A Boston Globe Best Non-Fiction Book of 2007
Amazon.com Editors pick as one of the 10 best history books of 2007
Winner of the 2007 John Lyman Award for U. S. Maritime History, given by the North American Society for Oceanic History
"The best history of American whaling to come along in a generation." —Nathaniel Philbrick
The epic history of the "iron men in wooden boats" who built an industrial empire through the pursuit of whales. "To produce a mighty book, you must choose a mighty theme," Herman Melville proclaimed, and this absorbing history demonstrates that few things can capture the sheer danger and desperation of men on the deep sea as dramatically as whaling. Eric Jay Dolin begins his vivid narrative with Captain John Smith's botched whaling expedition to the New World in 1614. He then chronicles the rise of a burgeoning industry—from its brutal struggles during the Revolutionary period to its golden age in the mid-1800s when a fleet of more than 700 ships hunted the seas and American whale oil lit the world, to its decline as the twentieth century dawned. This sweeping social and economic history provides rich and often fantastic accounts of the men themselves, who mutinied, murdered, rioted, deserted, drank, scrimshawed, and recorded their experiences in journals and memoirs. Containing a wealth of naturalistic detail on whales, Leviathan

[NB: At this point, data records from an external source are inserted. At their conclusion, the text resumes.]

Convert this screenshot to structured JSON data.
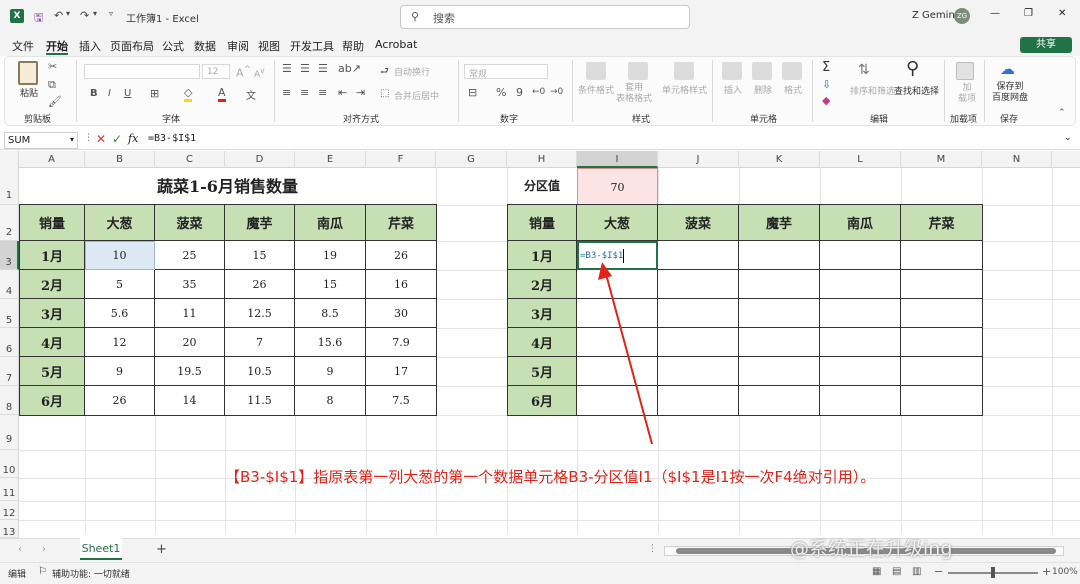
{
  "window": {
    "title": "工作簿1 - Excel",
    "search_placeholder": "搜索",
    "user": "Z Gemini",
    "avatar_initials": "ZG",
    "minimize": "—",
    "maximize": "❐",
    "close": "✕"
  },
  "menu": {
    "items": [
      "文件",
      "开始",
      "插入",
      "页面布局",
      "公式",
      "数据",
      "审阅",
      "视图",
      "开发工具",
      "帮助",
      "Acrobat"
    ],
    "active": "开始",
    "share": "共享"
  },
  "ribbon": {
    "groups": [
      "剪贴板",
      "字体",
      "对齐方式",
      "数字",
      "样式",
      "单元格",
      "编辑",
      "加载项",
      "保存"
    ],
    "paste": "粘贴",
    "font_size": "12",
    "wrap_text": "自动换行",
    "merge_center": "合并后居中",
    "number_format": "常规",
    "percent": "%",
    "comma": "9",
    "cond_format": "条件格式",
    "table_format": "套用\n表格格式",
    "cell_style": "单元格样式",
    "insert": "插入",
    "delete": "删除",
    "format": "格式",
    "sort_filter": "排序和筛选",
    "find_select": "查找和选择",
    "addins": "加\n载项",
    "save_baidu": "保存到\n百度网盘",
    "bold": "B",
    "italic": "I",
    "underline": "U"
  },
  "formula_bar": {
    "name_box": "SUM",
    "content": "=B3-$I$1",
    "fx": "fx"
  },
  "columns": [
    "A",
    "B",
    "C",
    "D",
    "E",
    "F",
    "G",
    "H",
    "I",
    "J",
    "K",
    "L",
    "M",
    "N"
  ],
  "rows": [
    "1",
    "2",
    "3",
    "4",
    "5",
    "6",
    "7",
    "8",
    "9",
    "10",
    "11",
    "12",
    "13"
  ],
  "left_table": {
    "title": "蔬菜1-6月销售数量",
    "headers": [
      "销量",
      "大葱",
      "菠菜",
      "魔芋",
      "南瓜",
      "芹菜"
    ],
    "rows": [
      [
        "1月",
        "10",
        "25",
        "15",
        "19",
        "26"
      ],
      [
        "2月",
        "5",
        "35",
        "26",
        "15",
        "16"
      ],
      [
        "3月",
        "5.6",
        "11",
        "12.5",
        "8.5",
        "30"
      ],
      [
        "4月",
        "12",
        "20",
        "7",
        "15.6",
        "7.9"
      ],
      [
        "5月",
        "9",
        "19.5",
        "10.5",
        "9",
        "17"
      ],
      [
        "6月",
        "26",
        "14",
        "11.5",
        "8",
        "7.5"
      ]
    ]
  },
  "right_table": {
    "partition_label": "分区值",
    "partition_value": "70",
    "headers": [
      "销量",
      "大葱",
      "菠菜",
      "魔芋",
      "南瓜",
      "芹菜"
    ],
    "months": [
      "1月",
      "2月",
      "3月",
      "4月",
      "5月",
      "6月"
    ],
    "editing_cell": "=B3-$I$1"
  },
  "annotation": "【B3-$I$1】指原表第一列大葱的第一个数据单元格B3-分区值I1（$I$1是I1按一次F4绝对引用）。",
  "sheet_tabs": {
    "active": "Sheet1",
    "add": "+"
  },
  "status": {
    "mode": "编辑",
    "accessibility": "辅助功能: 一切就绪",
    "zoom": "100%"
  },
  "watermark": "@系统正在升级ing",
  "colors": {
    "header_green": "#c6e0b4",
    "excel_green": "#217346",
    "annotation_red": "#e2231a",
    "partition_fill": "#fce4e4"
  }
}
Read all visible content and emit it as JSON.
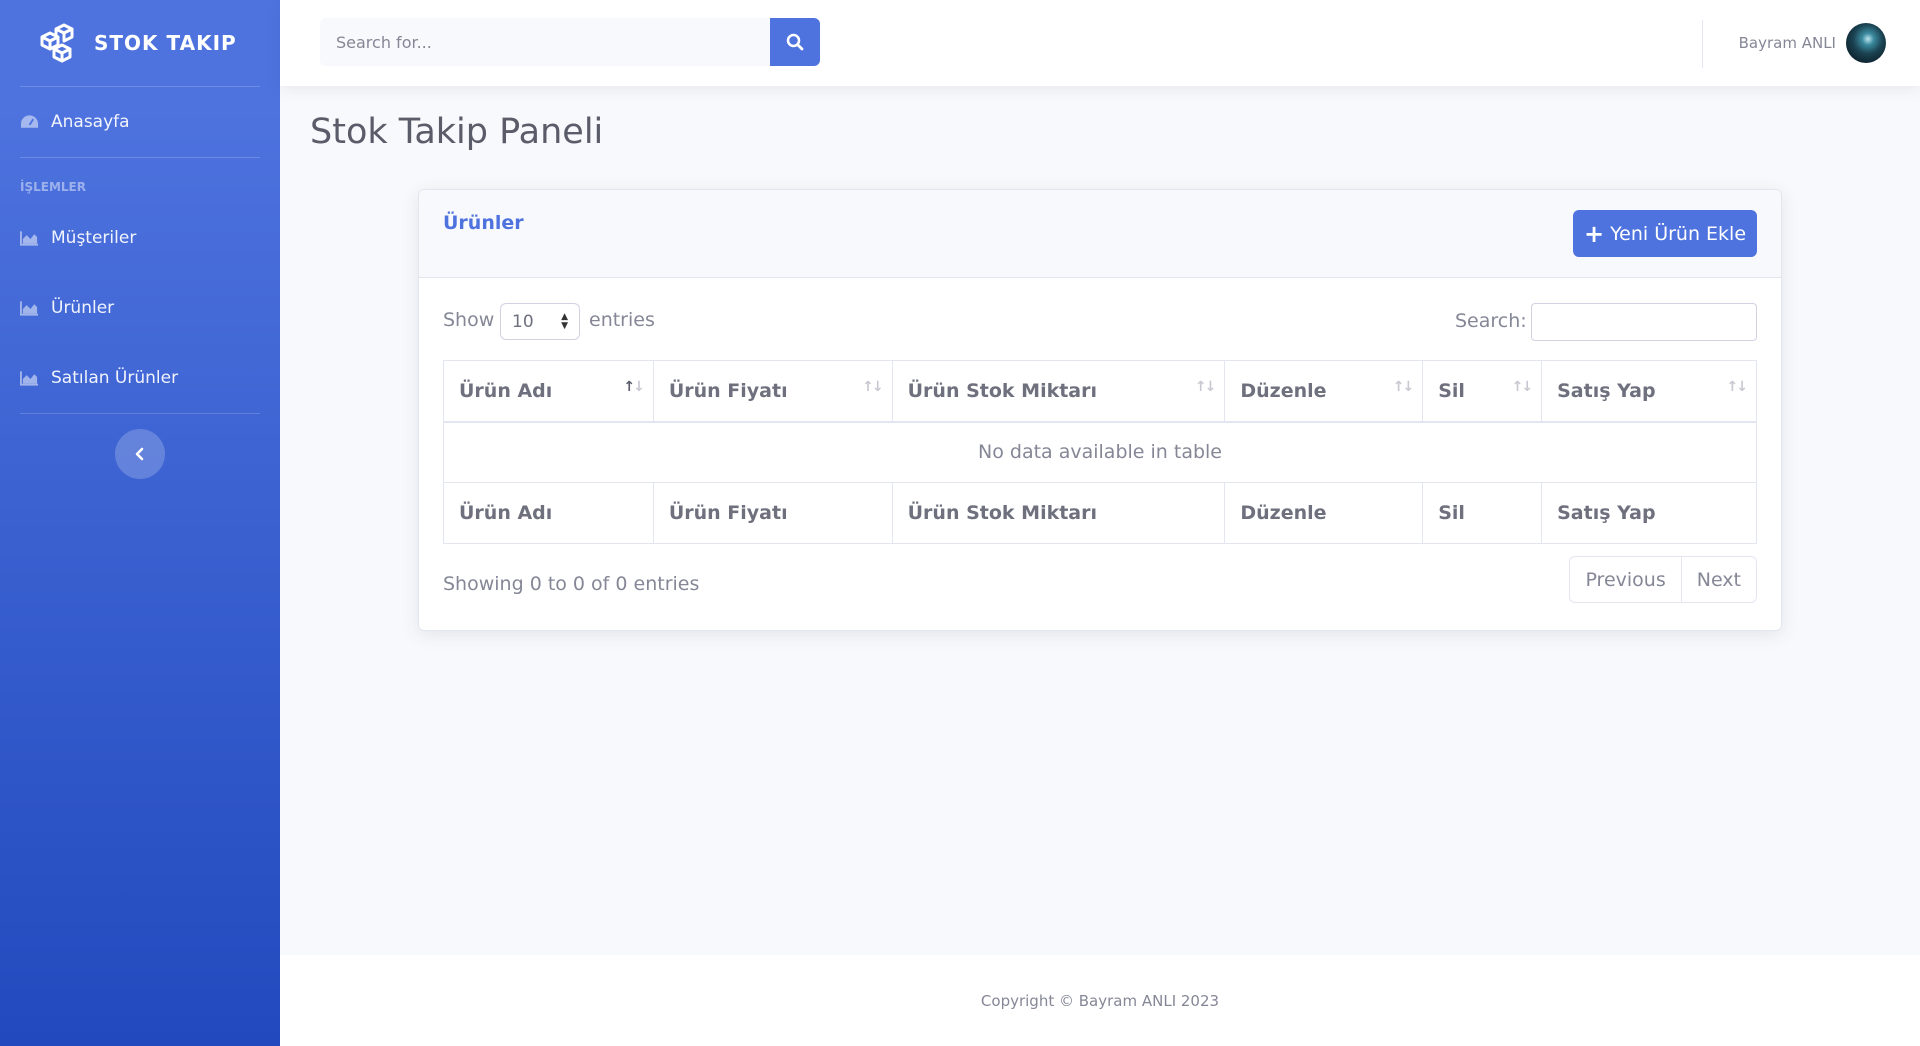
{
  "brand": {
    "name": "STOK TAKIP",
    "icon": "cubes-icon"
  },
  "sidebar": {
    "dashboard": {
      "label": "Anasayfa",
      "icon": "tachometer-icon"
    },
    "heading": "İŞLEMLER",
    "items": [
      {
        "label": "Müşteriler",
        "icon": "area-chart-icon"
      },
      {
        "label": "Ürünler",
        "icon": "area-chart-icon"
      },
      {
        "label": "Satılan Ürünler",
        "icon": "area-chart-icon"
      }
    ],
    "toggle_icon": "chevron-left-icon"
  },
  "topbar": {
    "search_placeholder": "Search for...",
    "search_icon": "search-icon",
    "user_name": "Bayram ANLI"
  },
  "page": {
    "title": "Stok Takip Paneli"
  },
  "card": {
    "title": "Ürünler",
    "add_button": "Yeni Ürün Ekle",
    "add_icon": "plus-icon"
  },
  "table": {
    "show_label": "Show",
    "entries_label": "entries",
    "page_length": "10",
    "search_label": "Search:",
    "columns": [
      "Ürün Adı",
      "Ürün Fiyatı",
      "Ürün Stok Miktarı",
      "Düzenle",
      "Sil",
      "Satış Yap"
    ],
    "empty_message": "No data available in table",
    "info": "Showing 0 to 0 of 0 entries",
    "previous": "Previous",
    "next": "Next"
  },
  "footer": {
    "copyright": "Copyright © Bayram ANLI 2023"
  },
  "colors": {
    "primary": "#4e73df",
    "primary_dark": "#224abe",
    "text_muted": "#858796",
    "background": "#f8f9fc"
  }
}
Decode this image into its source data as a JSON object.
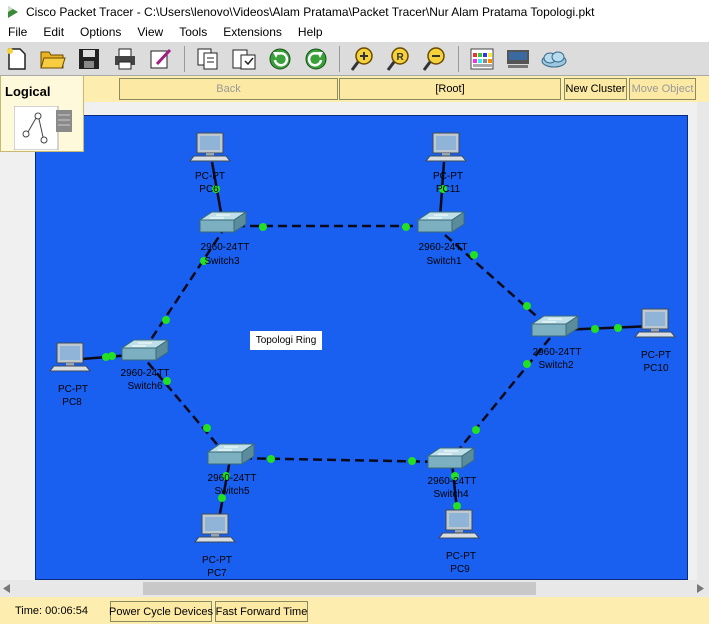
{
  "window": {
    "title": "Cisco Packet Tracer - C:\\Users\\lenovo\\Videos\\Alam Pratama\\Packet Tracer\\Nur Alam Pratama Topologi.pkt"
  },
  "menu": [
    "File",
    "Edit",
    "Options",
    "View",
    "Tools",
    "Extensions",
    "Help"
  ],
  "toolbar_icons": [
    "new-file-icon",
    "open-folder-icon",
    "save-icon",
    "print-icon",
    "activity-wizard-icon",
    "copy-icon",
    "paste-icon",
    "undo-icon",
    "redo-icon",
    "zoom-in-icon",
    "zoom-reset-icon",
    "zoom-out-icon",
    "palette-icon",
    "custom-device-icon",
    "cloud-icon"
  ],
  "nav": {
    "workspace_label": "Logical",
    "back_label": "Back",
    "path_label": "[Root]",
    "new_cluster_label": "New Cluster",
    "move_object_label": "Move Object"
  },
  "canvas": {
    "note": "Topologi Ring",
    "devices": [
      {
        "id": "sw3",
        "model": "2960-24TT",
        "name": "Switch3"
      },
      {
        "id": "sw1",
        "model": "2960-24TT",
        "name": "Switch1"
      },
      {
        "id": "sw2",
        "model": "2960-24TT",
        "name": "Switch2"
      },
      {
        "id": "sw4",
        "model": "2960-24TT",
        "name": "Switch4"
      },
      {
        "id": "sw5",
        "model": "2960-24TT",
        "name": "Switch5"
      },
      {
        "id": "sw6",
        "model": "2960-24TT",
        "name": "Switch6"
      },
      {
        "id": "pc6",
        "model": "PC-PT",
        "name": "PC6"
      },
      {
        "id": "pc11",
        "model": "PC-PT",
        "name": "PC11"
      },
      {
        "id": "pc10",
        "model": "PC-PT",
        "name": "PC10"
      },
      {
        "id": "pc9",
        "model": "PC-PT",
        "name": "PC9"
      },
      {
        "id": "pc7",
        "model": "PC-PT",
        "name": "PC7"
      },
      {
        "id": "pc8",
        "model": "PC-PT",
        "name": "PC8"
      }
    ]
  },
  "status": {
    "time": "Time: 00:06:54",
    "power_cycle_label": "Power Cycle Devices",
    "fast_forward_label": "Fast Forward Time"
  },
  "colors": {
    "canvas": "#1960f0",
    "link_light": "#22e022",
    "panel": "#fdeeb0"
  }
}
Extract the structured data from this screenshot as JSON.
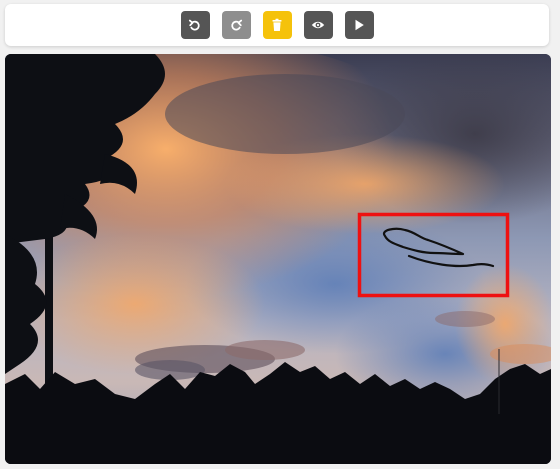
{
  "toolbar": {
    "buttons": [
      {
        "name": "undo-button",
        "icon": "undo-icon",
        "color": "#555555"
      },
      {
        "name": "redo-button",
        "icon": "redo-icon",
        "color": "#8e8e8e"
      },
      {
        "name": "delete-button",
        "icon": "trash-icon",
        "color": "#f5c20b"
      },
      {
        "name": "preview-button",
        "icon": "eye-icon",
        "color": "#555555"
      },
      {
        "name": "play-button",
        "icon": "play-icon",
        "color": "#555555"
      }
    ]
  },
  "canvas": {
    "photo": "sunset-sky-with-tree-silhouettes",
    "annotation": {
      "shape": "rectangle",
      "stroke_color": "#ee1111",
      "drawing": "freehand-squiggle",
      "drawing_color": "#111111"
    }
  }
}
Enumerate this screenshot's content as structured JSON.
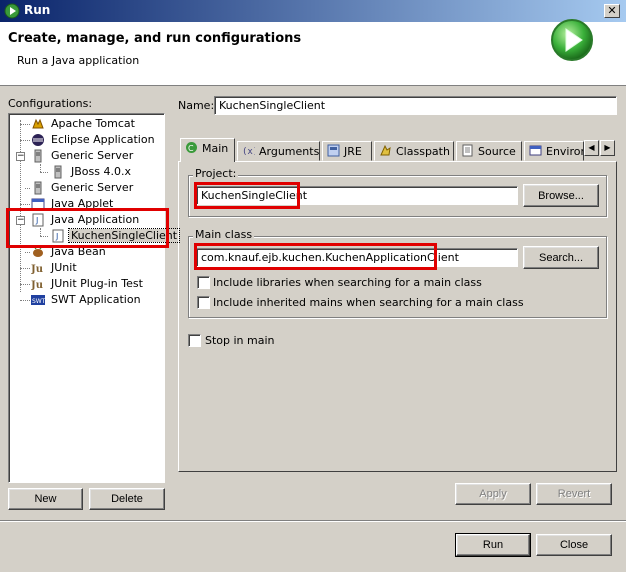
{
  "window": {
    "title": "Run",
    "close_glyph": "✕"
  },
  "header": {
    "title": "Create, manage, and run configurations",
    "subtitle": "Run a Java application",
    "icon": "run-icon"
  },
  "configurations": {
    "label": "Configurations:",
    "items": [
      {
        "label": "Apache Tomcat",
        "icon": "tomcat-icon"
      },
      {
        "label": "Eclipse Application",
        "icon": "eclipse-icon"
      },
      {
        "label": "Generic Server",
        "icon": "server-icon",
        "expanded": true
      },
      {
        "label": "JBoss 4.0.x",
        "icon": "server-icon"
      },
      {
        "label": "Generic Server",
        "icon": "server-icon"
      },
      {
        "label": "Java Applet",
        "icon": "applet-icon"
      },
      {
        "label": "Java Application",
        "icon": "java-app-icon",
        "expanded": true
      },
      {
        "label": "KuchenSingleClient",
        "icon": "java-app-icon",
        "selected": true
      },
      {
        "label": "Java Bean",
        "icon": "bean-icon"
      },
      {
        "label": "JUnit",
        "icon": "junit-icon"
      },
      {
        "label": "JUnit Plug-in Test",
        "icon": "junit-icon"
      },
      {
        "label": "SWT Application",
        "icon": "swt-icon"
      }
    ],
    "new_button": "New",
    "delete_button": "Delete"
  },
  "name": {
    "label": "Name:",
    "value": "KuchenSingleClient"
  },
  "tabs": [
    {
      "label": "Main",
      "icon": "main-tab-icon",
      "active": true
    },
    {
      "label": "Arguments",
      "icon": "arguments-icon"
    },
    {
      "label": "JRE",
      "icon": "jre-icon"
    },
    {
      "label": "Classpath",
      "icon": "classpath-icon"
    },
    {
      "label": "Source",
      "icon": "source-icon"
    },
    {
      "label": "Environ",
      "icon": "environment-icon"
    }
  ],
  "project": {
    "label": "Project:",
    "value": "KuchenSingleClient",
    "browse": "Browse..."
  },
  "main_class": {
    "label": "Main class",
    "value": "com.knauf.ejb.kuchen.KuchenApplicationClient",
    "search": "Search...",
    "include_libraries": "Include libraries when searching for a main class",
    "include_inherited": "Include inherited mains when searching for a main class"
  },
  "stop_in_main": "Stop in main",
  "apply_button": "Apply",
  "revert_button": "Revert",
  "run_button": "Run",
  "close_button": "Close",
  "colors": {
    "highlight": "#e00000",
    "titlebar": "#0a246a",
    "face": "#d4d0c8"
  }
}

is the most original and stirring history of American whaling in many decades.